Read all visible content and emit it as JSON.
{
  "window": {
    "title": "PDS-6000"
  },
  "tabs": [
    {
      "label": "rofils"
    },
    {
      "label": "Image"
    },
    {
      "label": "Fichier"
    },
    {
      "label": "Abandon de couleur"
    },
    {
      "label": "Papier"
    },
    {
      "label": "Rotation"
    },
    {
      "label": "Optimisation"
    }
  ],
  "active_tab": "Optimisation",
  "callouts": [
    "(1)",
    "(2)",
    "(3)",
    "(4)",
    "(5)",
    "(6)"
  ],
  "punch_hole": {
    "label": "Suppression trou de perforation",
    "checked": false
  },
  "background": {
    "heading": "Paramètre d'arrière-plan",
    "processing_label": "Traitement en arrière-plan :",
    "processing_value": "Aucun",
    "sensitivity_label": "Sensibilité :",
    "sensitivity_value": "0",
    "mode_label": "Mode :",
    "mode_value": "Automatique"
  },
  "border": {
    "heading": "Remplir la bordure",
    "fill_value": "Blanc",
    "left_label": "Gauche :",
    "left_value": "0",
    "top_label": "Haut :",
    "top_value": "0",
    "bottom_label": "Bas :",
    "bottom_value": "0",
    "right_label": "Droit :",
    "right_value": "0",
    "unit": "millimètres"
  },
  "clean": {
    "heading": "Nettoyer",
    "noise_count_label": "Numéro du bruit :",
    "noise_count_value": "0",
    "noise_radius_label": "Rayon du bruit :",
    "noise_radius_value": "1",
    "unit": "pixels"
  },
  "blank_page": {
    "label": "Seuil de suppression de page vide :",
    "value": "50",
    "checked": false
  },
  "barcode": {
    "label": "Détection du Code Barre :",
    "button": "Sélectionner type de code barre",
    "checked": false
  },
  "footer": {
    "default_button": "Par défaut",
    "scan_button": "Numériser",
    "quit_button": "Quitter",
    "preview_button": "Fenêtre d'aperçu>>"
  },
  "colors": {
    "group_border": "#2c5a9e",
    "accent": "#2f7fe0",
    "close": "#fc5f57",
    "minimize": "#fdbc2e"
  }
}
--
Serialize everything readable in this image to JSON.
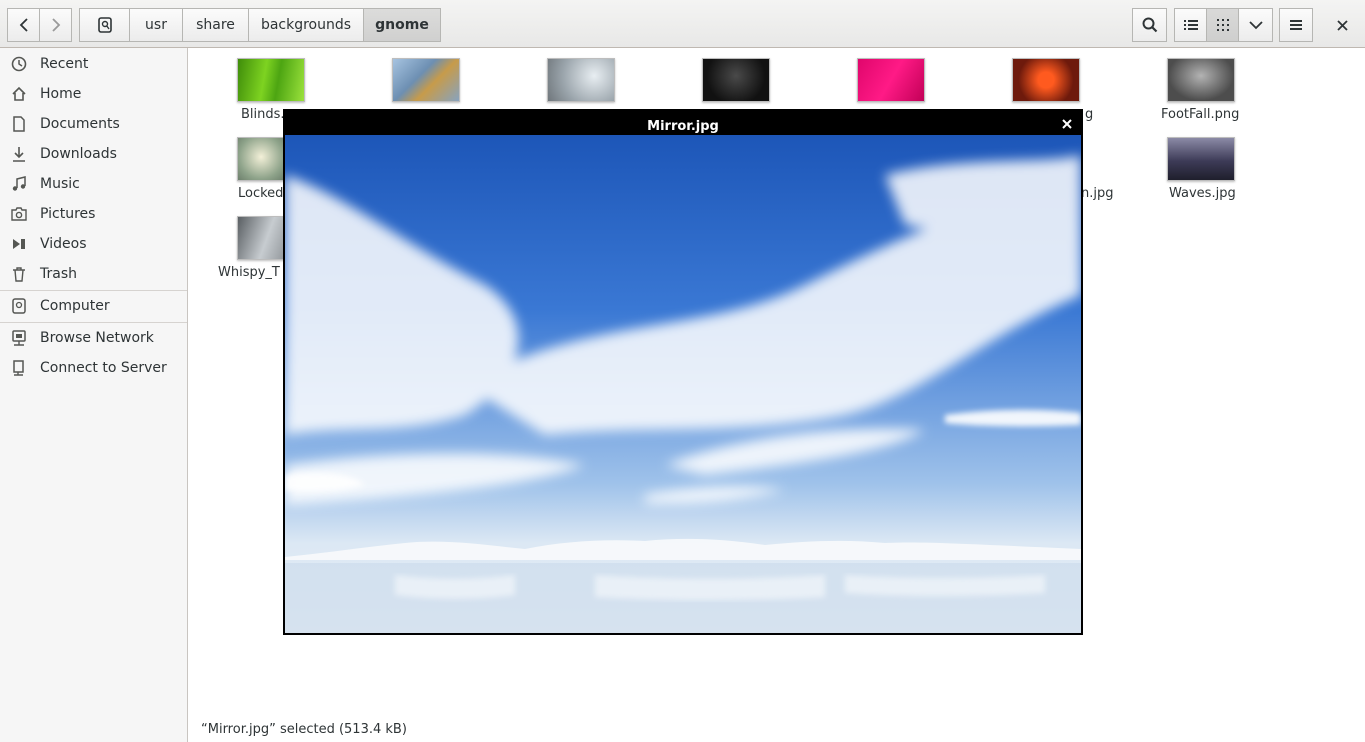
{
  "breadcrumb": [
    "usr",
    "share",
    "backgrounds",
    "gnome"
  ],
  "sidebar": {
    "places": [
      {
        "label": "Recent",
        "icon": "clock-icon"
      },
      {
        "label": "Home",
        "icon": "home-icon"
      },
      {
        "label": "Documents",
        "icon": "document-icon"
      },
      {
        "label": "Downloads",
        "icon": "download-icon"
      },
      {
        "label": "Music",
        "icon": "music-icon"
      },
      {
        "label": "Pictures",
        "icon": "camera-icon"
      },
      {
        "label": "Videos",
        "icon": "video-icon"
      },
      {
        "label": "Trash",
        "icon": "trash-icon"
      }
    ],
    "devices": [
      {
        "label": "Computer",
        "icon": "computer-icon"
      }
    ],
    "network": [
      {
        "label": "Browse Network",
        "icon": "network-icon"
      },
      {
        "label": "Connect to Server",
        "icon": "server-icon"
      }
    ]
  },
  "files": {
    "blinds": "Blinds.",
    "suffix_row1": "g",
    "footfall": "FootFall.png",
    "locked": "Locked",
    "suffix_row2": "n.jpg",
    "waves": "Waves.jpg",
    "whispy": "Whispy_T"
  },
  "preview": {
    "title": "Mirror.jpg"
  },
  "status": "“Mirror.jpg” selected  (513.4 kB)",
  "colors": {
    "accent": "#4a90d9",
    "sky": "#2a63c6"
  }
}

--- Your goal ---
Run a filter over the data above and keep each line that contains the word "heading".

--- Result for this task ---
    "heading": "Paramètre d'arrière-plan",
    "heading": "Remplir la bordure",
    "heading": "Nettoyer",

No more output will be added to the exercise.